Last week’s goals:
Three blog posts made, and posted at least three comments on others’ blogs.
Stories rotating in and out of market as they and the markets are available.
I produced 1,731 words of fiction – not as many words as last week, but pleased with myself for increasing the number of days I wrote to five days; if I get back to writing daily the words will come. “Cat’s Paw” is over 7,500 words, and I made a small start on a new story (working title “Unseen.”)
“Cat’s Paw” has crossed into novelette territory, and that’s where it will stay. I’m getting to the spot where I want this one to end, but I started the story somewhere in the middle of where it should have (there is writing advice that you should start your story in the middle of the action, but that’s not what I’m talking about here.) There’s an understanding of the situation Herc Tom is in that needs to be clarified before he has to deal with it. I figure it will take me another four-or-so-thousand words before I’m done.
In problem solving, there’s a technique called the Five Whys. It’s an iterative technique (not quite the same one that your kids might employ when you tell them that they can’t do something and they keep asking) that’s used to get to the root cause of a problem, rather than just dealing with the problem’s symptoms. For example:
Tommy won’t eat. You know this isn’t good for him, and you could choose to find a way to force him to eat, but a feeding tube may not be the best solution.
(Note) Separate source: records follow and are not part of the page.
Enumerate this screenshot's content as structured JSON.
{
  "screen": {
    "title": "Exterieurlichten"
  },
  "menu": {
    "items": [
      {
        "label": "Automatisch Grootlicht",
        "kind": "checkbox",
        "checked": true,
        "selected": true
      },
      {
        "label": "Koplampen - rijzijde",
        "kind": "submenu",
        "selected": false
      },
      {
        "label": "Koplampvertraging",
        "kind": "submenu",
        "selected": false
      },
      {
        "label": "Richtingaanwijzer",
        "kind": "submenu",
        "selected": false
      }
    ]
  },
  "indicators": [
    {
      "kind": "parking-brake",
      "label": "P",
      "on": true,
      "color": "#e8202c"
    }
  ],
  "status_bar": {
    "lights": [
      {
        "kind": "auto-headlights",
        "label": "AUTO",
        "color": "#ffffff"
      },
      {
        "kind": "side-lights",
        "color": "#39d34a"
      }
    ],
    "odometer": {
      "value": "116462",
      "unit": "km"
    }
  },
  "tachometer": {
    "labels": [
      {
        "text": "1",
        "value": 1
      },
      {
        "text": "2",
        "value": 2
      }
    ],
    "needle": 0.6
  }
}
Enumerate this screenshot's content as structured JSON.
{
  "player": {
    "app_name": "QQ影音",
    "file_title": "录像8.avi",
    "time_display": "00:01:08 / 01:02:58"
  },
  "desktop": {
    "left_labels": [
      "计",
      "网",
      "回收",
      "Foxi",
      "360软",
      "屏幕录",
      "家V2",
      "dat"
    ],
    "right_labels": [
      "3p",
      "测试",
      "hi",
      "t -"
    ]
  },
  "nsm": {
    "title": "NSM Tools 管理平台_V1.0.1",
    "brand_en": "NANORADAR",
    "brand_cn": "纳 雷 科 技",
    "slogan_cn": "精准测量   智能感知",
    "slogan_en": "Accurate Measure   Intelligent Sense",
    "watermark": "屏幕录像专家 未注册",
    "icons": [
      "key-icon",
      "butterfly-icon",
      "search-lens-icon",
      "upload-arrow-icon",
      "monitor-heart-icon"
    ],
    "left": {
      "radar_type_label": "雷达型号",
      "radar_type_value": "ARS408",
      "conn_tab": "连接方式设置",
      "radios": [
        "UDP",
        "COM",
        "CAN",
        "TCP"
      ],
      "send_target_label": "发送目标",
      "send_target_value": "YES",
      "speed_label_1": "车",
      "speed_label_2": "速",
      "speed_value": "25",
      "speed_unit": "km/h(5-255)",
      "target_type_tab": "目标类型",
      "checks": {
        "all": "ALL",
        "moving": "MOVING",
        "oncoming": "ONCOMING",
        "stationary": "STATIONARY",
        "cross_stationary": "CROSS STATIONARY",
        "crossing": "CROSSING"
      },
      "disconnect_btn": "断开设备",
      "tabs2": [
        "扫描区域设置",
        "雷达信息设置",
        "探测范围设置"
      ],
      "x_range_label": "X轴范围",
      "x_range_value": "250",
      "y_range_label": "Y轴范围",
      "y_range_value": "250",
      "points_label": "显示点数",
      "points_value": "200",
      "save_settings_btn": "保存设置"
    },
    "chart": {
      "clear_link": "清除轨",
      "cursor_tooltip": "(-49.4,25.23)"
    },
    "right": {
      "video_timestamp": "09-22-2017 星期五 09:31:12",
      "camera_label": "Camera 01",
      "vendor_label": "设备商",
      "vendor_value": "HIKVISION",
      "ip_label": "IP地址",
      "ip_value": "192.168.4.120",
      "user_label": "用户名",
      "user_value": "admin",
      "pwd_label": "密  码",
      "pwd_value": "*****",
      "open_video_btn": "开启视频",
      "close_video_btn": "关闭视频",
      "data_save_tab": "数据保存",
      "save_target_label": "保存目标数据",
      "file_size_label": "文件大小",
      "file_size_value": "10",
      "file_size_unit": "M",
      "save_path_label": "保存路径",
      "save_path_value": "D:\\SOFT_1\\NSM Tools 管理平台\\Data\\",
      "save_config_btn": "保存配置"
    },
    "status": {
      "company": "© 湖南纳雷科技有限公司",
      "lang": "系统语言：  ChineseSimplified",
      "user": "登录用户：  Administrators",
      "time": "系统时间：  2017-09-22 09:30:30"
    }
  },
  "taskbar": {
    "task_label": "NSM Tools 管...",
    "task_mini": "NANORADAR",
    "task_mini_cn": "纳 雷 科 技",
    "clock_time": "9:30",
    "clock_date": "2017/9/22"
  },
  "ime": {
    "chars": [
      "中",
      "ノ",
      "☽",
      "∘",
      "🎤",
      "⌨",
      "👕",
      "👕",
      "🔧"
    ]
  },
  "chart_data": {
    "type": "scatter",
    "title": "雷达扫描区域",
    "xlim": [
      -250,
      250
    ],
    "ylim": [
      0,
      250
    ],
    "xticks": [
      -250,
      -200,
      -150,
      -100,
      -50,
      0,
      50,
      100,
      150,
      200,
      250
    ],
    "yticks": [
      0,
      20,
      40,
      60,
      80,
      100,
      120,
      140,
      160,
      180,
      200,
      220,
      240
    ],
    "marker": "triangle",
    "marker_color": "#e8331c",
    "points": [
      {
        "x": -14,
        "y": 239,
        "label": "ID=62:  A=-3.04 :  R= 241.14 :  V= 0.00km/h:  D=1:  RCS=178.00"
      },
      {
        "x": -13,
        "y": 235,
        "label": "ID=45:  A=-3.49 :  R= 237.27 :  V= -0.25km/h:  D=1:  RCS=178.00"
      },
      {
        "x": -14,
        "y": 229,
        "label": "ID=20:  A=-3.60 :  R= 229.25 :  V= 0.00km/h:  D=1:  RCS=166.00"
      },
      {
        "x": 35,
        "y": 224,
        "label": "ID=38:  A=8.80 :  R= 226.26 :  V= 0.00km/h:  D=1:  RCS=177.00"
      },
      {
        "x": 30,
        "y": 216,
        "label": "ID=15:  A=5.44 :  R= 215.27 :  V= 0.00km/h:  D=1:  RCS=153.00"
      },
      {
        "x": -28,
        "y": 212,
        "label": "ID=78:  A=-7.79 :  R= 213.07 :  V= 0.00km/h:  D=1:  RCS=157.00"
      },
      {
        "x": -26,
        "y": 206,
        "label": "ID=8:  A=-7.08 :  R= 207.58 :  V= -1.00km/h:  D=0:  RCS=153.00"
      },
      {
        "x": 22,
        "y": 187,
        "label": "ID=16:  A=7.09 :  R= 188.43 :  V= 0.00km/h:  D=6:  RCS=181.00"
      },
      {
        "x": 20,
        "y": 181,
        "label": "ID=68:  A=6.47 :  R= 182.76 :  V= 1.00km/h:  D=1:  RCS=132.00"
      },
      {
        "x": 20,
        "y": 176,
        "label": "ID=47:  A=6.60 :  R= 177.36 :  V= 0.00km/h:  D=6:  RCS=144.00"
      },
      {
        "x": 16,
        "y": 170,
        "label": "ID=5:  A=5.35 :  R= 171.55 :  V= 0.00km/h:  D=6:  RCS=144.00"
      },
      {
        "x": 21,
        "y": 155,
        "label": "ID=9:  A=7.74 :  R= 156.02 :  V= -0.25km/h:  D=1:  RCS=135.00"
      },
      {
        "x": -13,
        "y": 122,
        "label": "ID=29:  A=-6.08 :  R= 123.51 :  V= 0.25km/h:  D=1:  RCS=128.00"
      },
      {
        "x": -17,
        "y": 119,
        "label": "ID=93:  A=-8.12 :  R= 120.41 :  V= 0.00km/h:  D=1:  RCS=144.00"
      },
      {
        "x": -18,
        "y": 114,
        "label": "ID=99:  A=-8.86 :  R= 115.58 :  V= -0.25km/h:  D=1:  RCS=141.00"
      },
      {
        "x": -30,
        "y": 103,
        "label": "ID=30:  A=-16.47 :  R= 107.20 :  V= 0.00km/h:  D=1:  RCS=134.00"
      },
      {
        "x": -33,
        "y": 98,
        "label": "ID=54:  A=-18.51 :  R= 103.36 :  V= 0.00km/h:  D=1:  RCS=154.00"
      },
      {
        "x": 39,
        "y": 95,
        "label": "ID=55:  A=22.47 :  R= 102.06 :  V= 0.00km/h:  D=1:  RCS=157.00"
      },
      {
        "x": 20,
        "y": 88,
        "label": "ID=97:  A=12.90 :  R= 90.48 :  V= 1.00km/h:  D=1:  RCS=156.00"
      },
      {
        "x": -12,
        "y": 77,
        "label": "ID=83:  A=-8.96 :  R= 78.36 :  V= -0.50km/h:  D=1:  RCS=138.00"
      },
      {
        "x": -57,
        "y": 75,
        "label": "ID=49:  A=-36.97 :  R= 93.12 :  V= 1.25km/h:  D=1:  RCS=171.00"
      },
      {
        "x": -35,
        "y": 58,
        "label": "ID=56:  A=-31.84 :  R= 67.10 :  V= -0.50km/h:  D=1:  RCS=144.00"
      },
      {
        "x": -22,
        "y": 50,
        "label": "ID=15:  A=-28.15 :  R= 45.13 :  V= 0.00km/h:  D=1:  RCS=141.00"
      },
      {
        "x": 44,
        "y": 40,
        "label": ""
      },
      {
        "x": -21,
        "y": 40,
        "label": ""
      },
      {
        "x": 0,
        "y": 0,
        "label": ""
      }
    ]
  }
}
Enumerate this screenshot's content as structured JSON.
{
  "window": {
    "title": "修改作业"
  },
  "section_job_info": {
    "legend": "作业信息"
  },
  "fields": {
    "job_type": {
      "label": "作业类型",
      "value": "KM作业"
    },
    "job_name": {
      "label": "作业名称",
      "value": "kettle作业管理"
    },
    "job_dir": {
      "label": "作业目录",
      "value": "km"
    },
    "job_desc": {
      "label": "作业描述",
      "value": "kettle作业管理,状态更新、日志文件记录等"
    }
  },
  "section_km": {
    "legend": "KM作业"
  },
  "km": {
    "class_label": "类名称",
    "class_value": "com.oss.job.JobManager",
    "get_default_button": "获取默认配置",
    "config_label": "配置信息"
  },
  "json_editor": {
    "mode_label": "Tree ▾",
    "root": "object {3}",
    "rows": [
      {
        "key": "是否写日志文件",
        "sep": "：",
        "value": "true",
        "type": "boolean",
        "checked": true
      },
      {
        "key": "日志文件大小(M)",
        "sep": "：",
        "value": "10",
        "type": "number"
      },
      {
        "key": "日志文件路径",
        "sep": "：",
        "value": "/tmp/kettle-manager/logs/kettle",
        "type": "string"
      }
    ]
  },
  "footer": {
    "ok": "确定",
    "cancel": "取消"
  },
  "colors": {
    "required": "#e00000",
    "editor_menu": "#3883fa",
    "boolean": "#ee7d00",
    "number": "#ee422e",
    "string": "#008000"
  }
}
So, you try the Five Whys:
- Why won’t Tommy eat? – he isn’t hungry
- Why isn’t Tommy hungry? – the food doesn’t taste good
- Why doesn’t the food taste good? – it’s contaminated with antifreeze
- Why is it contaminated with antifreeze? – the cook poured it in there
- Why did the cook pour it in there? – the cook is afraid if Tommy continues to refuse to eat, he will lose his job
This is not a good example of solving a problem, just an example of applying the Five Whys to get to the root cause (although I am curious what course of action each of you might take to solve this – feel free to comment below…)
I’ve been thinking about my problem with being hesitant to “waste” words on details in my stories, and so I don’t even think to broaden my descriptions. It occurred to me that I might be able to force myself to be more expansive if I were to adapt this technique into a Five Whats™ method.
Tommy ran into the street, a car chasing him.
- What car? – a corvette
- What corvette? the red one
This isn’t working the way I thought it might. I keep wanting to say Which or Who, or even Why. The point I’m trying to get to is that I have to make myself think beyond the shortest detail (car) and embellish (the red corvette convertible that his father never liked anyone to even touch; Tommy better not dent it if it hit him.) Maybe the Five Whats isn’t such a good method, so I’ll lose the trademark for now. It should be enough to question myself with some not-whys (what, where, which) to bring out more description. Embellishment is hard for me, but it’s something that’s expected, so something I should focus on this year.
Swordsmaster – my first novel – is ready for reading.
Fate is neither something to run away from, nor something to run towards.
The first bright-eye to be seen on the mountain in living memory, Sandrik didn’t want anyone to think of him as they did the ominous Aurae of legend, so he had worked hard to keep his special abilities hidden. But there was more to Sandrik than even he knew. Now that it was time for him to enter the ancient ruins of Taernfeld and be declared a man, what other changes might he be forced into?
Swordsmaster is available at several online retailers, including, but not limited to:
(there is also a paperback on Amazon at https://www.amazon.com/dp/1691904910 )
William Mangieri’s writing (including Cats of War II, his latest collection of Herc Tom, Champion of the Empire tales) can be found in many places, including, but not limited to:
• Smashwords: https://www.smashwords.com/profile/view/NoTimeToThink
• His Amazon Author page: http://www.amazon.com/-/e/B008O8CBDY
• Barnes & Noble: http://www.barnesandnoble.com/s/william-mangieri?store=book&keyword=william+mangieri
To CONNECT WITH HIM (and LIKE and FOLLOW), go to
• His site on WordPress: https://williammangieri.wordpress.com
• “William Mangieri’s Writing Page” on Facebook at: http://www.facebook.com/NoTimeToThink
• His Goodreads author page: http://www.goodreads.com/author/show/6893616.William_Mangieri
• Or on twitter: @WilliaMangieri